> [Work required]: Please print the records below exactly as they are.

::::::::::

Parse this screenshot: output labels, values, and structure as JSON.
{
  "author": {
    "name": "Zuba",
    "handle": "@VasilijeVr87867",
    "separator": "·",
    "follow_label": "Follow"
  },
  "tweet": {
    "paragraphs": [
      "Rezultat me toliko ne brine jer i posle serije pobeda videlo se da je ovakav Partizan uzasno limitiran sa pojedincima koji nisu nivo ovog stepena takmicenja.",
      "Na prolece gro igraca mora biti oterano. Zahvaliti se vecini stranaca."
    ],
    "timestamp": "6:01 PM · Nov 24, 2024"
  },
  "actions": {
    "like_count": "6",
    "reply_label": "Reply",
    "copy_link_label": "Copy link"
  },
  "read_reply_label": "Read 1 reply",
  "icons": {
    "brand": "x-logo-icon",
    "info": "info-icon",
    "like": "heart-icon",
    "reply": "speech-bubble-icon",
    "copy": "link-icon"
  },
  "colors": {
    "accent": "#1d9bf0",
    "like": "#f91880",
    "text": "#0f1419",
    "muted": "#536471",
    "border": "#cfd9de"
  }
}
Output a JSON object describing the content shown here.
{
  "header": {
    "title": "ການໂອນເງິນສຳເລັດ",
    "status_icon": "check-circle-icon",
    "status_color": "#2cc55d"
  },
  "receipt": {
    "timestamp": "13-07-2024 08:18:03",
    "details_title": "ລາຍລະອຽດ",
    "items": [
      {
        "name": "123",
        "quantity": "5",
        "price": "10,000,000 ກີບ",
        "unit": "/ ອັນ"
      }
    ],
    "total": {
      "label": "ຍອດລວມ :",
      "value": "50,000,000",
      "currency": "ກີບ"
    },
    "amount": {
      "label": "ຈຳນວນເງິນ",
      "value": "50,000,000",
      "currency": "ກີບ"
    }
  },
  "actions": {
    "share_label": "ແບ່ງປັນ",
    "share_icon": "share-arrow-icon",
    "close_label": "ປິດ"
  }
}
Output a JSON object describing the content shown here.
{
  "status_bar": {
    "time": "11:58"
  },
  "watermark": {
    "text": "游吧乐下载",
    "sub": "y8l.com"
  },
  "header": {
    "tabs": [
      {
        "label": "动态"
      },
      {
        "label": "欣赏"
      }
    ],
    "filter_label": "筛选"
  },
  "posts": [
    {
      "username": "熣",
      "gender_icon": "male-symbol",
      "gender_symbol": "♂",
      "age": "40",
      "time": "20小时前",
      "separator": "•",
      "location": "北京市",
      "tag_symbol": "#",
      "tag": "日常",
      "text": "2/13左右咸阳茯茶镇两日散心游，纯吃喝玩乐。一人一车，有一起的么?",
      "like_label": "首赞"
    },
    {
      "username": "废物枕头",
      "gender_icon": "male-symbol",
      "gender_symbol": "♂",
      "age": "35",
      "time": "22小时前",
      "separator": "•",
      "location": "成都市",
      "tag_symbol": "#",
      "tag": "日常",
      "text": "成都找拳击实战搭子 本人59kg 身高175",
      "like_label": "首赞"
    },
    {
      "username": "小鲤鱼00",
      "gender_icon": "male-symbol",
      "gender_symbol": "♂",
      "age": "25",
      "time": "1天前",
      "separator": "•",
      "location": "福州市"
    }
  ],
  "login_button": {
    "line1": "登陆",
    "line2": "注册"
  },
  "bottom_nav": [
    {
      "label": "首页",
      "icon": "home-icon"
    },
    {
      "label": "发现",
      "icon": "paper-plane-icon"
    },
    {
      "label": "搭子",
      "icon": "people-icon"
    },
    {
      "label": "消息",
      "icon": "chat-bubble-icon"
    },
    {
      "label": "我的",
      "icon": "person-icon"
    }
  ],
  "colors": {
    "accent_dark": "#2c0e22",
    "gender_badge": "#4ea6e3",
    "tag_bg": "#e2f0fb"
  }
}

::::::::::

> [Exercise result]:
Parse this screenshot: output labels, values, and structure as JSON.
{
  "author": {
    "name": "Zuba",
    "handle": "@VasilijeVr87867",
    "separator": "·",
    "follow_label": "Follow"
  },
  "tweet": {
    "paragraphs": [
      "Rezultat me toliko ne brine jer i posle serije pobeda videlo se da je ovakav Partizan uzasno limitiran sa pojedincima koji nisu nivo ovog stepena takmicenja.",
      "Na prolece gro igraca mora biti oterano. Zahvaliti se vecini stranaca."
    ],
    "timestamp": "6:01 PM · Nov 24, 2024"
  },
  "actions": {
    "like_count": "6",
    "reply_label": "Reply",
    "copy_link_label": "Copy link"
  },
  "read_reply_label": "Read 1 reply",
  "icons": {
    "brand": "x-logo-icon",
    "info": "info-icon",
    "like": "heart-icon",
    "reply": "speech-bubble-icon",
    "copy": "link-icon"
  },
  "colors": {
    "accent": "#1d9bf0",
    "like": "#f91880",
    "text": "#0f1419",
    "muted": "#536471",
    "border": "#cfd9de"
  }
}
Output a JSON object describing the content shown here.
{
  "header": {
    "title": "ການໂອນເງິນສຳເລັດ",
    "status_icon": "check-circle-icon",
    "status_color": "#2cc55d"
  },
  "receipt": {
    "timestamp": "13-07-2024 08:18:03",
    "details_title": "ລາຍລະອຽດ",
    "items": [
      {
        "name": "123",
        "quantity": "5",
        "price": "10,000,000 ກີບ",
        "unit": "/ ອັນ"
      }
    ],
    "total": {
      "label": "ຍອດລວມ :",
      "value": "50,000,000",
      "currency": "ກີບ"
    },
    "amount": {
      "label": "ຈຳນວນເງິນ",
      "value": "50,000,000",
      "currency": "ກີບ"
    }
  },
  "actions": {
    "share_label": "ແບ່ງປັນ",
    "share_icon": "share-arrow-icon",
    "close_label": "ປິດ"
  }
}
Output a JSON object describing the content shown here.
{
  "status_bar": {
    "time": "11:58"
  },
  "watermark": {
    "text": "游吧乐下载",
    "sub": "y8l.com"
  },
  "header": {
    "tabs": [
      {
        "label": "动态"
      },
      {
        "label": "欣赏"
      }
    ],
    "filter_label": "筛选"
  },
  "posts": [
    {
      "username": "熣",
      "gender_icon": "male-symbol",
      "gender_symbol": "♂",
      "age": "40",
      "time": "20小时前",
      "separator": "•",
      "location": "北京市",
      "tag_symbol": "#",
      "tag": "日常",
      "text": "2/13左右咸阳茯茶镇两日散心游，纯吃喝玩乐。一人一车，有一起的么?",
      "like_label": "首赞"
    },
    {
      "username": "废物枕头",
      "gender_icon": "male-symbol",
      "gender_symbol": "♂",
      "age": "35",
      "time": "22小时前",
      "separator": "•",
      "location": "成都市",
      "tag_symbol": "#",
      "tag": "日常",
      "text": "成都找拳击实战搭子 本人59kg 身高175",
      "like_label": "首赞"
    },
    {
      "username": "小鲤鱼00",
      "gender_icon": "male-symbol",
      "gender_symbol": "♂",
      "age": "25",
      "time": "1天前",
      "separator": "•",
      "location": "福州市"
    }
  ],
  "login_button": {
    "line1": "登陆",
    "line2": "注册"
  },
  "bottom_nav": [
    {
      "label": "首页",
      "icon": "home-icon"
    },
    {
      "label": "发现",
      "icon": "paper-plane-icon"
    },
    {
      "label": "搭子",
      "icon": "people-icon"
    },
    {
      "label": "消息",
      "icon": "chat-bubble-icon"
    },
    {
      "label": "我的",
      "icon": "person-icon"
    }
  ],
  "colors": {
    "accent_dark": "#2c0e22",
    "gender_badge": "#4ea6e3",
    "tag_bg": "#e2f0fb"
  }
}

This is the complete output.